  Playing against opponents like Steve Willard and Alex Fowlie your forcing pass theory gets a work out but that’s why it was invented . This high level judgment is what partnership Bridge is all about . Forcing pass theory is just a tool to help deal with those type of players. The opponents are irritating you with their interference. Forcing pass theory fights back and uses the opponent’s interference to give information. Discuss with your regular partner so you are on the same wavelength.


A number of local experts are working on D.S.I.P. theory which is quite similar to forcing pass theory but differs in that you do not necessarily own the hand. The same type of discipline and judgment is required for D.S.I.P. theory. D.S.I.P. theory borrows heavily on forcing pass theory so it is essential that you really understood those principles before venturing into D.S.I.P. theory. The pass in forcing pass theory asks partners permission or gives partner the green light to bid . In D.S.I.P. theory , the double does that same function. The D.S.I.P. pass is similar to the double in forcing pass theory. All this comes about because we do not own the hand in D.S.I.P. theory and trump stack penalty doubles no longer exist in competitive auctions.


 Some experts call D.S.I.P. theory inverted passes and doubles because they have been assigned the opposite meaning to that of forcing pass theory. The D.S.I.P. double is the green light to bid rather then the pass . The pass says I would rather defend then bid and could mean a trump stack in the “negative double” sense and request partner to make a penalty double on his behalf with a suitable defense hand. You have to get your mind around both competitive theories of forcing passes and D.S.I.P. and why they are different .They are different because in one situation you own the auction and the other you are not sure if you do.


You are not sure because partners bidding can be very variable as to defensive values or playing strength. There was no definitive proclamation in the bidding that suggests you do own the auction but you might if partner is top of his range with defense. You double to convey your defense and offensive interests and find out that information by allowing his input into the decision.

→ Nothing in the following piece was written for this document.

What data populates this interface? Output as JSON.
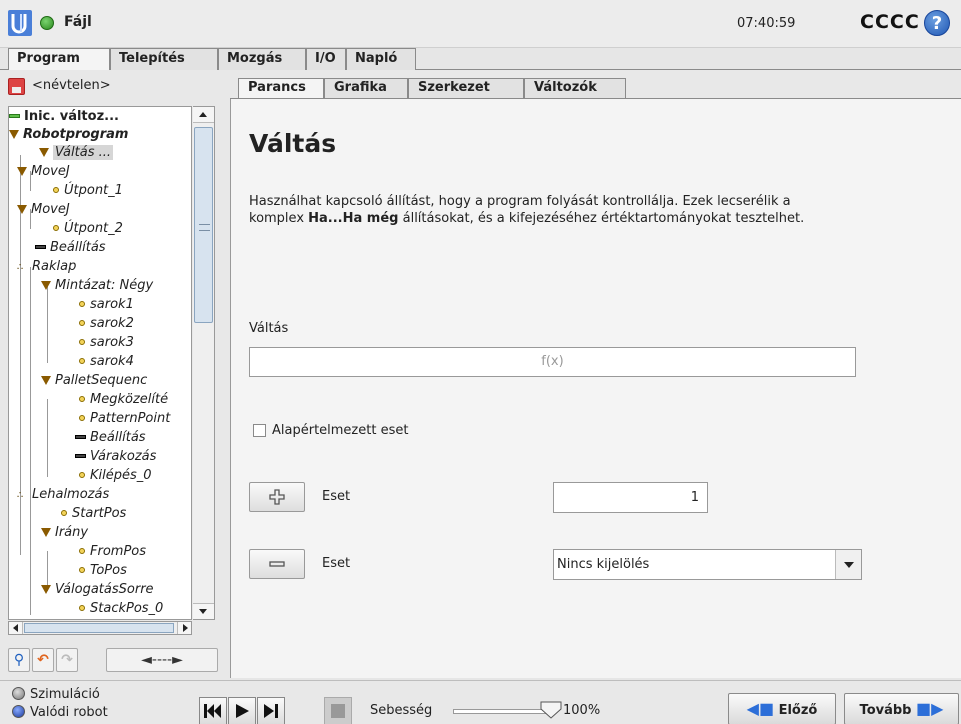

A double in D.S.I.P. is an asking bid but gives information . You are asking partner to do something intelligent by telling him you have some defense but you want to play the hand if partner permits it.   Stay tuned ….